A documentary about Queen Farrah of Iran. Preceded by the short film Liberation. Hollywood Theatre.
With its interminable sex scenes and abandoned plot threads, some could say The Room is a "bad" movie, but this raises the question of what makes a movie "good." Is it a comprehensible script? Believable acting? Sets that don't look like they're going to topple over at any second? The Room contains none of these elements, yet that hardly detracts from its remarkably high entertainment value. In fact, The Room may have you questioning the reasons you've ever enjoyed anything in your life—as well as serving as incontrovertible proof that making a movie is very, very difficult. NED LANNAMANN Cinema 21.
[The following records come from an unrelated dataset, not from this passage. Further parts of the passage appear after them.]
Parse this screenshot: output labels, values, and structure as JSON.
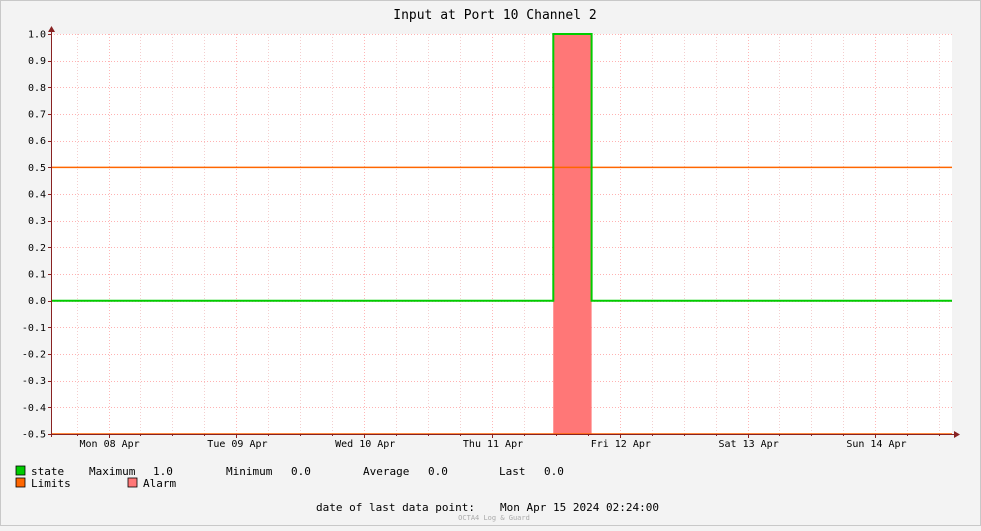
{
  "chart_data": {
    "type": "line",
    "title": "Input at Port 10 Channel 2",
    "xlabel": "",
    "ylabel": "",
    "ylim": [
      -0.5,
      1.0
    ],
    "y_ticks": [
      "1.0",
      "0.9",
      "0.8",
      "0.7",
      "0.6",
      "0.5",
      "0.4",
      "0.3",
      "0.2",
      "0.1",
      "0.0",
      "-0.1",
      "-0.2",
      "-0.3",
      "-0.4",
      "-0.5"
    ],
    "y_tick_values": [
      1.0,
      0.9,
      0.8,
      0.7,
      0.6,
      0.5,
      0.4,
      0.3,
      0.2,
      0.1,
      0.0,
      -0.1,
      -0.2,
      -0.3,
      -0.4,
      -0.5
    ],
    "x_range_days": [
      7.55,
      14.6
    ],
    "x_ticks": [
      {
        "label": "Mon 08 Apr",
        "day": 8.0
      },
      {
        "label": "Tue 09 Apr",
        "day": 9.0
      },
      {
        "label": "Wed 10 Apr",
        "day": 10.0
      },
      {
        "label": "Thu 11 Apr",
        "day": 11.0
      },
      {
        "label": "Fri 12 Apr",
        "day": 12.0
      },
      {
        "label": "Sat 13 Apr",
        "day": 13.0
      },
      {
        "label": "Sun 14 Apr",
        "day": 14.0
      }
    ],
    "grid": true,
    "series": [
      {
        "name": "state",
        "color": "#00cc00",
        "points": [
          [
            7.55,
            0.0
          ],
          [
            11.48,
            0.0
          ],
          [
            11.48,
            1.0
          ],
          [
            11.78,
            1.0
          ],
          [
            11.78,
            0.0
          ],
          [
            14.6,
            0.0
          ]
        ]
      },
      {
        "name": "Limits",
        "color": "#ff6600",
        "values": [
          0.5,
          -0.5
        ]
      },
      {
        "name": "Alarm",
        "color": "#ff7777",
        "regions": [
          [
            11.48,
            11.78
          ]
        ]
      }
    ]
  },
  "legend": {
    "state_label": "state",
    "maximum_label": "Maximum",
    "maximum_value": "1.0",
    "minimum_label": "Minimum",
    "minimum_value": "0.0",
    "average_label": "Average",
    "average_value": "0.0",
    "last_label": "Last",
    "last_value": "0.0",
    "limits_label": "Limits",
    "alarm_label": "Alarm"
  },
  "footer": {
    "date_label": "date of last data point:",
    "date_value": "Mon Apr 15 2024 02:24:00",
    "watermark": "OCTA4 Log & Guard"
  }
}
I didn't know who Séraphine de Senlis was at the start of this biopic, but I quickly deduced she was an actual person by the movie's ponderous, presumptuous tone. A devoutly religious maid who compulsively painted in her spare time, Séraphine was discovered in the French countryside by German art dealer Wilhelm Uhde, but then World War I broke out and she languished for years in poverty and obscurity, slowly going mental. The photography of Séraphine's paintings is genuinely gorgeous, but the script is stuffy, and the movie feels like a harangue. NED LANNAMANN Cinema 21.
A brisk, funny, madcap collection of interconnected vignettes—but more accurately, this is the sort of film in which characters have names like "Helvetica Black," tiny UFOs destroy filled classrooms, booger monsters lurch through subdivisions, kids named Loogie get drenched in pterodactyl poop, and James Spader plays Steve Jobs. The story here's ostensibly about a "wishing rock" that makes people's dreams come true, but mostly, it's just an excuse for Robert Rodriguez to let loose with a ton of CG, a slew of talented actors, and a sense of humor that's sometimes clever but usually just goofy. It's all giddily chaotic and fantastically absurd, and while I'm sure you could complain about parts of Shorts if you wanted to, you'd have to be a particularly assholish curmudgeon not to be grinning through this whole thing. ERIK HENRIKSEN Various Theaters.
Director J.J. Abrams and writers Alex Kurtzman and Robert Orci have dusted off a doddering, weary franchise, injecting it with verve, punch, humor, and spectacle. Abrams & Co. have kept all that worked about Star Trek, but they've thrown aside everything that didn't—and the result is an epic, exuberant Trek that's remarkable for how much goddamn fun it is. ERIK HENRIKSEN Various Theaters.
See review. Various Theaters.
The Time Traveler's Wife
The Time Traveler's Wife has been described as a meeting between science fiction and romance, but it's best not to look for many plausible explanations or a love story that isn't tainted by ultra-creepy undercurrents here. MARJORIE SKINNER Various Theaters.
The Ugly Truth
It'd certainly be possible to write a panty-wadded screed on how offensive The Ugly Truth is, but anyone who's seen the previews knows exactly what they're in for: a feminist setback of a romantic comedy in which Katherine Heigl gets a makeover from Gerard Butler. It makes no sense, it's sexist, and worst of all, it's not even a little bit funny. But really... What'd you expect? ALISON HALLETT Various Theaters.
A comedy starring Zach Galifianakis, presumably made before his role in The Hangover kicked him into another tax bracket. Preceded by the short Comandante, a film "about guerrilla rebels on Mt. Tabor." Clinton Street Theater.
Whatever Works could well be the title of Woody Allen's current cinematic style. Like many of his recent films, it feels muted, minimalist, and sometimes downright lazy: The camera stays static, the lines are read, and boom, we're on to the next scene. I've always had the feeling that Allen's best films were a matter of luck; his writing and directorial approach is almost always the same, whether the movie is good or bad. It's a journeyman quality that has resulted in a few wonderful films, and a huge amount of okay ones. NED LANNAMANN Academy Theater, Laurelhurst Theater.
A Woman in Berlin
See review. Living Room Theaters.
See review. Hollywood Theatre.